[Data excerpts]
▬▬▬▬▬▬▬▬▬▬

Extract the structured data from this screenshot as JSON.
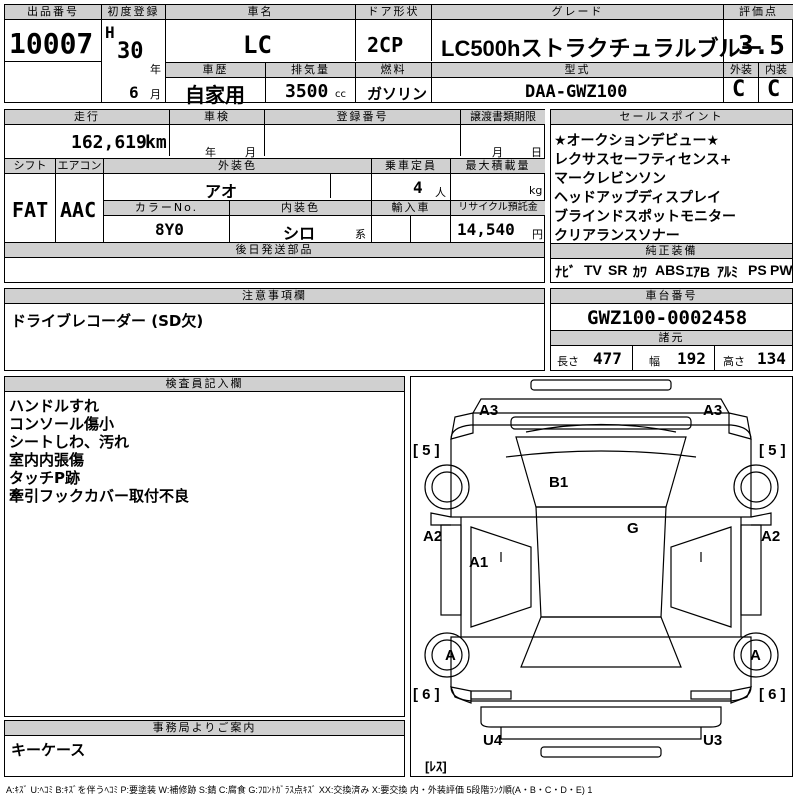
{
  "top": {
    "lot_label": "出品番号",
    "lot_number": "10007",
    "first_reg_label": "初度登録",
    "era": "H",
    "year": "30",
    "year_unit": "年",
    "month": "6",
    "month_unit": "月",
    "car_name_label": "車名",
    "car_name": "LC",
    "door_label": "ドア形状",
    "door": "2CP",
    "grade_label": "グレード",
    "grade": "LC500hストラクチュラルブルー",
    "score_label": "評価点",
    "score": "3.5",
    "history_label": "車歴",
    "history": "自家用",
    "displacement_label": "排気量",
    "displacement": "3500",
    "displacement_unit": "cc",
    "fuel_label": "燃料",
    "fuel": "ガソリン",
    "model_label": "型式",
    "model": "DAA-GWZ100",
    "exterior_label": "外装",
    "exterior": "C",
    "interior_label": "内装",
    "interior": "C"
  },
  "mid": {
    "mileage_label": "走行",
    "mileage": "162,619",
    "mileage_unit": "km",
    "inspection_label": "車検",
    "inspection_year_unit": "年",
    "inspection_month_unit": "月",
    "reg_no_label": "登録番号",
    "transfer_label": "譲渡書類期限",
    "transfer_month_unit": "月",
    "transfer_day_unit": "日",
    "shift_label": "シフト",
    "shift": "FAT",
    "ac_label": "エアコン",
    "ac": "AAC",
    "color_label": "外装色",
    "color": "アオ",
    "capacity_label": "乗車定員",
    "capacity": "4",
    "capacity_unit": "人",
    "load_label": "最大積載量",
    "load_unit": "kg",
    "color_no_label": "カラーNo.",
    "color_no": "8Y0",
    "int_color_label": "内装色",
    "int_color": "シロ",
    "int_color_unit": "系",
    "import_label": "輸入車",
    "recycle_label": "リサイクル預託金",
    "recycle": "14,540",
    "recycle_unit": "円",
    "later_parts_label": "後日発送部品"
  },
  "sales": {
    "title": "セールスポイント",
    "lines": [
      "★オークションデビュー★",
      "レクサスセーフティセンス+",
      "マークレビンソン",
      "ヘッドアップディスプレイ",
      "ブラインドスポットモニター",
      "クリアランスソナー"
    ],
    "equip_title": "純正装備",
    "equip": [
      "ﾅﾋﾞ",
      "TV",
      "SR",
      "ｶﾜ",
      "ABS",
      "ｴｱB",
      "ｱﾙﾐ",
      "PS",
      "PW"
    ]
  },
  "notes": {
    "title": "注意事項欄",
    "text": "ドライブレコーダー (SD欠)"
  },
  "chassis": {
    "title": "車台番号",
    "number": "GWZ100-0002458",
    "spec_title": "諸元",
    "length_label": "長さ",
    "length": "477",
    "width_label": "幅",
    "width": "192",
    "height_label": "高さ",
    "height": "134"
  },
  "inspector": {
    "title": "検査員記入欄",
    "lines": [
      "ハンドルすれ",
      "コンソール傷小",
      "シートしわ、汚れ",
      "室内内張傷",
      "タッチP跡",
      "牽引フックカバー取付不良"
    ]
  },
  "office": {
    "title": "事務局よりご案内",
    "text": "キーケース"
  },
  "diagram": {
    "marks": {
      "a3_left": "A3",
      "a3_right": "A3",
      "five_left": "[ 5 ]",
      "five_right": "[ 5 ]",
      "b1": "B1",
      "g": "G",
      "a2_left": "A2",
      "a2_right": "A2",
      "a1": "A1",
      "a_left": "A",
      "a_right": "A",
      "six_left": "[ 6 ]",
      "six_right": "[ 6 ]",
      "u4": "U4",
      "u3": "U3",
      "less": "[ﾚｽ]"
    }
  },
  "legend": "A:ｷｽﾞ U:ﾍｺﾐ B:ｷｽﾞを伴うﾍｺﾐ P:要塗装 W:補修跡 S:錆 C:腐食 G:ﾌﾛﾝﾄｶﾞﾗｽ点ｷｽﾞ XX:交換済み X:要交換 内・外装評価 5段階ﾗﾝｸ順(A・B・C・D・E) 1"
}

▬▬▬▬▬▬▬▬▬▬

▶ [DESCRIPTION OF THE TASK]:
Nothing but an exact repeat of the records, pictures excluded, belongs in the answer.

▶ [FINISHED EXERCISE]:
Extract the structured data from this screenshot as JSON.
{
  "top": {
    "lot_label": "出品番号",
    "lot_number": "10007",
    "first_reg_label": "初度登録",
    "era": "H",
    "year": "30",
    "year_unit": "年",
    "month": "6",
    "month_unit": "月",
    "car_name_label": "車名",
    "car_name": "LC",
    "door_label": "ドア形状",
    "door": "2CP",
    "grade_label": "グレード",
    "grade": "LC500hストラクチュラルブルー",
    "score_label": "評価点",
    "score": "3.5",
    "history_label": "車歴",
    "history": "自家用",
    "displacement_label": "排気量",
    "displacement": "3500",
    "displacement_unit": "cc",
    "fuel_label": "燃料",
    "fuel": "ガソリン",
    "model_label": "型式",
    "model": "DAA-GWZ100",
    "exterior_label": "外装",
    "exterior": "C",
    "interior_label": "内装",
    "interior": "C"
  },
  "mid": {
    "mileage_label": "走行",
    "mileage": "162,619",
    "mileage_unit": "km",
    "inspection_label": "車検",
    "inspection_year_unit": "年",
    "inspection_month_unit": "月",
    "reg_no_label": "登録番号",
    "transfer_label": "譲渡書類期限",
    "transfer_month_unit": "月",
    "transfer_day_unit": "日",
    "shift_label": "シフト",
    "shift": "FAT",
    "ac_label": "エアコン",
    "ac": "AAC",
    "color_label": "外装色",
    "color": "アオ",
    "capacity_label": "乗車定員",
    "capacity": "4",
    "capacity_unit": "人",
    "load_label": "最大積載量",
    "load_unit": "kg",
    "color_no_label": "カラーNo.",
    "color_no": "8Y0",
    "int_color_label": "内装色",
    "int_color": "シロ",
    "int_color_unit": "系",
    "import_label": "輸入車",
    "recycle_label": "リサイクル預託金",
    "recycle": "14,540",
    "recycle_unit": "円",
    "later_parts_label": "後日発送部品"
  },
  "sales": {
    "title": "セールスポイント",
    "lines": [
      "★オークションデビュー★",
      "レクサスセーフティセンス+",
      "マークレビンソン",
      "ヘッドアップディスプレイ",
      "ブラインドスポットモニター",
      "クリアランスソナー"
    ],
    "equip_title": "純正装備",
    "equip": [
      "ﾅﾋﾞ",
      "TV",
      "SR",
      "ｶﾜ",
      "ABS",
      "ｴｱB",
      "ｱﾙﾐ",
      "PS",
      "PW"
    ]
  },
  "notes": {
    "title": "注意事項欄",
    "text": "ドライブレコーダー (SD欠)"
  },
  "chassis": {
    "title": "車台番号",
    "number": "GWZ100-0002458",
    "spec_title": "諸元",
    "length_label": "長さ",
    "length": "477",
    "width_label": "幅",
    "width": "192",
    "height_label": "高さ",
    "height": "134"
  },
  "inspector": {
    "title": "検査員記入欄",
    "lines": [
      "ハンドルすれ",
      "コンソール傷小",
      "シートしわ、汚れ",
      "室内内張傷",
      "タッチP跡",
      "牽引フックカバー取付不良"
    ]
  },
  "office": {
    "title": "事務局よりご案内",
    "text": "キーケース"
  },
  "diagram": {
    "marks": {
      "a3_left": "A3",
      "a3_right": "A3",
      "five_left": "[ 5 ]",
      "five_right": "[ 5 ]",
      "b1": "B1",
      "g": "G",
      "a2_left": "A2",
      "a2_right": "A2",
      "a1": "A1",
      "a_left": "A",
      "a_right": "A",
      "six_left": "[ 6 ]",
      "six_right": "[ 6 ]",
      "u4": "U4",
      "u3": "U3",
      "less": "[ﾚｽ]"
    }
  },
  "legend": "A:ｷｽﾞ U:ﾍｺﾐ B:ｷｽﾞを伴うﾍｺﾐ P:要塗装 W:補修跡 S:錆 C:腐食 G:ﾌﾛﾝﾄｶﾞﾗｽ点ｷｽﾞ XX:交換済み X:要交換 内・外装評価 5段階ﾗﾝｸ順(A・B・C・D・E) 1"
}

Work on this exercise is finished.